> **EXERCISE**:
Going through the entries below, tally the lines that hold the word "icon" and state the result alone.

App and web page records
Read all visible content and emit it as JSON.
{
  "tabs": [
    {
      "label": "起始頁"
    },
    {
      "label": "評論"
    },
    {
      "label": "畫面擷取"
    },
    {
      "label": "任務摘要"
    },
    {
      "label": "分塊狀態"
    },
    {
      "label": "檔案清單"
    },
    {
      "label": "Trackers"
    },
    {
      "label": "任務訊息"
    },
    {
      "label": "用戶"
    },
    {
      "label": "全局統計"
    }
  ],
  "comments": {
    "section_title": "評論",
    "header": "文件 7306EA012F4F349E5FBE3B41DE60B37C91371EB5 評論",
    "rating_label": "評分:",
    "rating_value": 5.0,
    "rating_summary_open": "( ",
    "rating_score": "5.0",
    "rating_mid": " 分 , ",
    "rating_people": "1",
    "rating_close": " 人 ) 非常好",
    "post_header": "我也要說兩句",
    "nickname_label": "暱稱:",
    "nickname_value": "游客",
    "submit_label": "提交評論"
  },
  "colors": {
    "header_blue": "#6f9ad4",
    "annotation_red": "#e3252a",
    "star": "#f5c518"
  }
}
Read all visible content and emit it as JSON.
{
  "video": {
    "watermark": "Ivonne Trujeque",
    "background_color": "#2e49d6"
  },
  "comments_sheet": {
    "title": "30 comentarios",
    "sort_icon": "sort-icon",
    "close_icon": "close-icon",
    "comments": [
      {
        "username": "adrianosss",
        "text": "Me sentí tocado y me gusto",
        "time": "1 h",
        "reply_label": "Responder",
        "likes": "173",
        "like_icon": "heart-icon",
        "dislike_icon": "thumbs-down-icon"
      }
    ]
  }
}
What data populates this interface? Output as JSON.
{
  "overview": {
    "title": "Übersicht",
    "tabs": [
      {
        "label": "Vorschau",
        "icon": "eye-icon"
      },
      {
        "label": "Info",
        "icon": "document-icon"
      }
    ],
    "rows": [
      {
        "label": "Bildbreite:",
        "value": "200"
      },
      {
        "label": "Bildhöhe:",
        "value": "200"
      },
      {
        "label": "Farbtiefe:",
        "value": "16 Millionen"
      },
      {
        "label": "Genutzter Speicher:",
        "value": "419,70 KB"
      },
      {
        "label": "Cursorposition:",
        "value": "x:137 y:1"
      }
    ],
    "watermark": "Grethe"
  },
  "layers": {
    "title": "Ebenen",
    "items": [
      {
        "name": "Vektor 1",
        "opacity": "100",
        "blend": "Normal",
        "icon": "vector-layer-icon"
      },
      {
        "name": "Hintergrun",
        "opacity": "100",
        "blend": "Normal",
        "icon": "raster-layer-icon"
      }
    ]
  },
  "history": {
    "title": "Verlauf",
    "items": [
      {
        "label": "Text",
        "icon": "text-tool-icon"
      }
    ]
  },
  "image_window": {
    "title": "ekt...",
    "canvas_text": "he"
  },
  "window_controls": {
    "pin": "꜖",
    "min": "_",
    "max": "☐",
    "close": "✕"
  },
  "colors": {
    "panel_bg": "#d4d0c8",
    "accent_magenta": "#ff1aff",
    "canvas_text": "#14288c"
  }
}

> **EXPECTED ANSWER**:
9